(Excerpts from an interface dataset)
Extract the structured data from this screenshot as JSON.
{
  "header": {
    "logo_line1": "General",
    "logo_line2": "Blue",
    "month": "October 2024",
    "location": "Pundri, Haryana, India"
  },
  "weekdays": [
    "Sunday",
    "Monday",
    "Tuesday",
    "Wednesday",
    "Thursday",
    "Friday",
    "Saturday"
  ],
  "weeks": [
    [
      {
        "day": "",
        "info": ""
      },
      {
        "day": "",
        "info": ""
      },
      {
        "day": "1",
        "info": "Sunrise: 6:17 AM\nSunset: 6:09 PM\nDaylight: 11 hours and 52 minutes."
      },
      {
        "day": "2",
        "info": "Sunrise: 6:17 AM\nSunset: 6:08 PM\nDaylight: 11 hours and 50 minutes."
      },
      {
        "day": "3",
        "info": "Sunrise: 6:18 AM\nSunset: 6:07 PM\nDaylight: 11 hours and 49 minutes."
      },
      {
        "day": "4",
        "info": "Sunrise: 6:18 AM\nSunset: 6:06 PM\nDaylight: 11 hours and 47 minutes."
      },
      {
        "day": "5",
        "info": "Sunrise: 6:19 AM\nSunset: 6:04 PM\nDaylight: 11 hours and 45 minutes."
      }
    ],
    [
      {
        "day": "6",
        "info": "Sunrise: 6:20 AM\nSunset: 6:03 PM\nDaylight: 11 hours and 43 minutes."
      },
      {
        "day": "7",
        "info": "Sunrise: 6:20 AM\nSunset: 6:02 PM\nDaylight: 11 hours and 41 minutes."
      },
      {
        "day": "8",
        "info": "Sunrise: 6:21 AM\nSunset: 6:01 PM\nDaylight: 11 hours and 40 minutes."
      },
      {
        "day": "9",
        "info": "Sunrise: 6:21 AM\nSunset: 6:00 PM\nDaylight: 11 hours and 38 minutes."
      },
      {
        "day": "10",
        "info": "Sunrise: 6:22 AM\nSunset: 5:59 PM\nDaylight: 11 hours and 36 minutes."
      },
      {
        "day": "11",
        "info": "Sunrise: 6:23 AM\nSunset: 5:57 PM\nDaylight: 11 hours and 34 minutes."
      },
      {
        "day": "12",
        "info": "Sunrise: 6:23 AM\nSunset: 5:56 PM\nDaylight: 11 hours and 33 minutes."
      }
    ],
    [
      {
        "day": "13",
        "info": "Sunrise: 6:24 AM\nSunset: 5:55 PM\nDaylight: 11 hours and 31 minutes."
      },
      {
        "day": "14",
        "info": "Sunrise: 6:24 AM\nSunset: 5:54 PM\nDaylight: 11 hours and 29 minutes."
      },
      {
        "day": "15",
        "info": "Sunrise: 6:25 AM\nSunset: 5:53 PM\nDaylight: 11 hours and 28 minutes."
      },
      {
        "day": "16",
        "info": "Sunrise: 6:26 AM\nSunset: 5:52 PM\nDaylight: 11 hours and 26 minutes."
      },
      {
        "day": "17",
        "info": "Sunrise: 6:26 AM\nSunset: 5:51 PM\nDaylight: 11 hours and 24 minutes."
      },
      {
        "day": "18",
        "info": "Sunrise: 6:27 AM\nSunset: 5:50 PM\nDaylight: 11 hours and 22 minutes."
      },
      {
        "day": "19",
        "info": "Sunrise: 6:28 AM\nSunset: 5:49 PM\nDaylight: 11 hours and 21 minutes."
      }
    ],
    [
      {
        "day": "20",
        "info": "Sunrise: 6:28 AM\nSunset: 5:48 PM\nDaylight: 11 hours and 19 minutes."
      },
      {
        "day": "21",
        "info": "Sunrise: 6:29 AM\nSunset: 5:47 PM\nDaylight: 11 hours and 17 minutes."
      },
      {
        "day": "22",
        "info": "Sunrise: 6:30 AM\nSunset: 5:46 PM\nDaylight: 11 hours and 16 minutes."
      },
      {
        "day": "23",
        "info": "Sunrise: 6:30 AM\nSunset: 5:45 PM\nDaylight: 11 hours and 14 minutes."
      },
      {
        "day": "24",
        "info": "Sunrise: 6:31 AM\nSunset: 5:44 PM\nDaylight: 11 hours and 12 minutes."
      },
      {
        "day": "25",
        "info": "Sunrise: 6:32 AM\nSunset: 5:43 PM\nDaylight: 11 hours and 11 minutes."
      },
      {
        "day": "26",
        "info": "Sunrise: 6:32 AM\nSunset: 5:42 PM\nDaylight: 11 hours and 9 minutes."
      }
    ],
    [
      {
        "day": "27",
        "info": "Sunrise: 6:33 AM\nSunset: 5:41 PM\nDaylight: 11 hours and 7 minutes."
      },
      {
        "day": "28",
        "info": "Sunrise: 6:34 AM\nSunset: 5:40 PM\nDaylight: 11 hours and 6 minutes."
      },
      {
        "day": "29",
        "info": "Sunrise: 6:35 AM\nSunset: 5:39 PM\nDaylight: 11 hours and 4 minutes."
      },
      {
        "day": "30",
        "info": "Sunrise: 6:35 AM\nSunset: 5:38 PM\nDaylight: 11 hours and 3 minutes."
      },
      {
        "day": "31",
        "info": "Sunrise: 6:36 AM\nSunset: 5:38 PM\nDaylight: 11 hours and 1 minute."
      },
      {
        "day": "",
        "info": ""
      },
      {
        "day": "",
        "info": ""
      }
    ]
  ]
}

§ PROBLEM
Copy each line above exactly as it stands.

§ SOLUTION TO THIS EXERCISE
Extract the structured data from this screenshot as JSON.
{
  "header": {
    "logo_line1": "General",
    "logo_line2": "Blue",
    "month": "October 2024",
    "location": "Pundri, Haryana, India"
  },
  "weekdays": [
    "Sunday",
    "Monday",
    "Tuesday",
    "Wednesday",
    "Thursday",
    "Friday",
    "Saturday"
  ],
  "weeks": [
    [
      {
        "day": "",
        "info": ""
      },
      {
        "day": "",
        "info": ""
      },
      {
        "day": "1",
        "info": "Sunrise: 6:17 AM\nSunset: 6:09 PM\nDaylight: 11 hours and 52 minutes."
      },
      {
        "day": "2",
        "info": "Sunrise: 6:17 AM\nSunset: 6:08 PM\nDaylight: 11 hours and 50 minutes."
      },
      {
        "day": "3",
        "info": "Sunrise: 6:18 AM\nSunset: 6:07 PM\nDaylight: 11 hours and 49 minutes."
      },
      {
        "day": "4",
        "info": "Sunrise: 6:18 AM\nSunset: 6:06 PM\nDaylight: 11 hours and 47 minutes."
      },
      {
        "day": "5",
        "info": "Sunrise: 6:19 AM\nSunset: 6:04 PM\nDaylight: 11 hours and 45 minutes."
      }
    ],
    [
      {
        "day": "6",
        "info": "Sunrise: 6:20 AM\nSunset: 6:03 PM\nDaylight: 11 hours and 43 minutes."
      },
      {
        "day": "7",
        "info": "Sunrise: 6:20 AM\nSunset: 6:02 PM\nDaylight: 11 hours and 41 minutes."
      },
      {
        "day": "8",
        "info": "Sunrise: 6:21 AM\nSunset: 6:01 PM\nDaylight: 11 hours and 40 minutes."
      },
      {
        "day": "9",
        "info": "Sunrise: 6:21 AM\nSunset: 6:00 PM\nDaylight: 11 hours and 38 minutes."
      },
      {
        "day": "10",
        "info": "Sunrise: 6:22 AM\nSunset: 5:59 PM\nDaylight: 11 hours and 36 minutes."
      },
      {
        "day": "11",
        "info": "Sunrise: 6:23 AM\nSunset: 5:57 PM\nDaylight: 11 hours and 34 minutes."
      },
      {
        "day": "12",
        "info": "Sunrise: 6:23 AM\nSunset: 5:56 PM\nDaylight: 11 hours and 33 minutes."
      }
    ],
    [
      {
        "day": "13",
        "info": "Sunrise: 6:24 AM\nSunset: 5:55 PM\nDaylight: 11 hours and 31 minutes."
      },
      {
        "day": "14",
        "info": "Sunrise: 6:24 AM\nSunset: 5:54 PM\nDaylight: 11 hours and 29 minutes."
      },
      {
        "day": "15",
        "info": "Sunrise: 6:25 AM\nSunset: 5:53 PM\nDaylight: 11 hours and 28 minutes."
      },
      {
        "day": "16",
        "info": "Sunrise: 6:26 AM\nSunset: 5:52 PM\nDaylight: 11 hours and 26 minutes."
      },
      {
        "day": "17",
        "info": "Sunrise: 6:26 AM\nSunset: 5:51 PM\nDaylight: 11 hours and 24 minutes."
      },
      {
        "day": "18",
        "info": "Sunrise: 6:27 AM\nSunset: 5:50 PM\nDaylight: 11 hours and 22 minutes."
      },
      {
        "day": "19",
        "info": "Sunrise: 6:28 AM\nSunset: 5:49 PM\nDaylight: 11 hours and 21 minutes."
      }
    ],
    [
      {
        "day": "20",
        "info": "Sunrise: 6:28 AM\nSunset: 5:48 PM\nDaylight: 11 hours and 19 minutes."
      },
      {
        "day": "21",
        "info": "Sunrise: 6:29 AM\nSunset: 5:47 PM\nDaylight: 11 hours and 17 minutes."
      },
      {
        "day": "22",
        "info": "Sunrise: 6:30 AM\nSunset: 5:46 PM\nDaylight: 11 hours and 16 minutes."
      },
      {
        "day": "23",
        "info": "Sunrise: 6:30 AM\nSunset: 5:45 PM\nDaylight: 11 hours and 14 minutes."
      },
      {
        "day": "24",
        "info": "Sunrise: 6:31 AM\nSunset: 5:44 PM\nDaylight: 11 hours and 12 minutes."
      },
      {
        "day": "25",
        "info": "Sunrise: 6:32 AM\nSunset: 5:43 PM\nDaylight: 11 hours and 11 minutes."
      },
      {
        "day": "26",
        "info": "Sunrise: 6:32 AM\nSunset: 5:42 PM\nDaylight: 11 hours and 9 minutes."
      }
    ],
    [
      {
        "day": "27",
        "info": "Sunrise: 6:33 AM\nSunset: 5:41 PM\nDaylight: 11 hours and 7 minutes."
      },
      {
        "day": "28",
        "info": "Sunrise: 6:34 AM\nSunset: 5:40 PM\nDaylight: 11 hours and 6 minutes."
      },
      {
        "day": "29",
        "info": "Sunrise: 6:35 AM\nSunset: 5:39 PM\nDaylight: 11 hours and 4 minutes."
      },
      {
        "day": "30",
        "info": "Sunrise: 6:35 AM\nSunset: 5:38 PM\nDaylight: 11 hours and 3 minutes."
      },
      {
        "day": "31",
        "info": "Sunrise: 6:36 AM\nSunset: 5:38 PM\nDaylight: 11 hours and 1 minute."
      },
      {
        "day": "",
        "info": ""
      },
      {
        "day": "",
        "info": ""
      }
    ]
  ]
}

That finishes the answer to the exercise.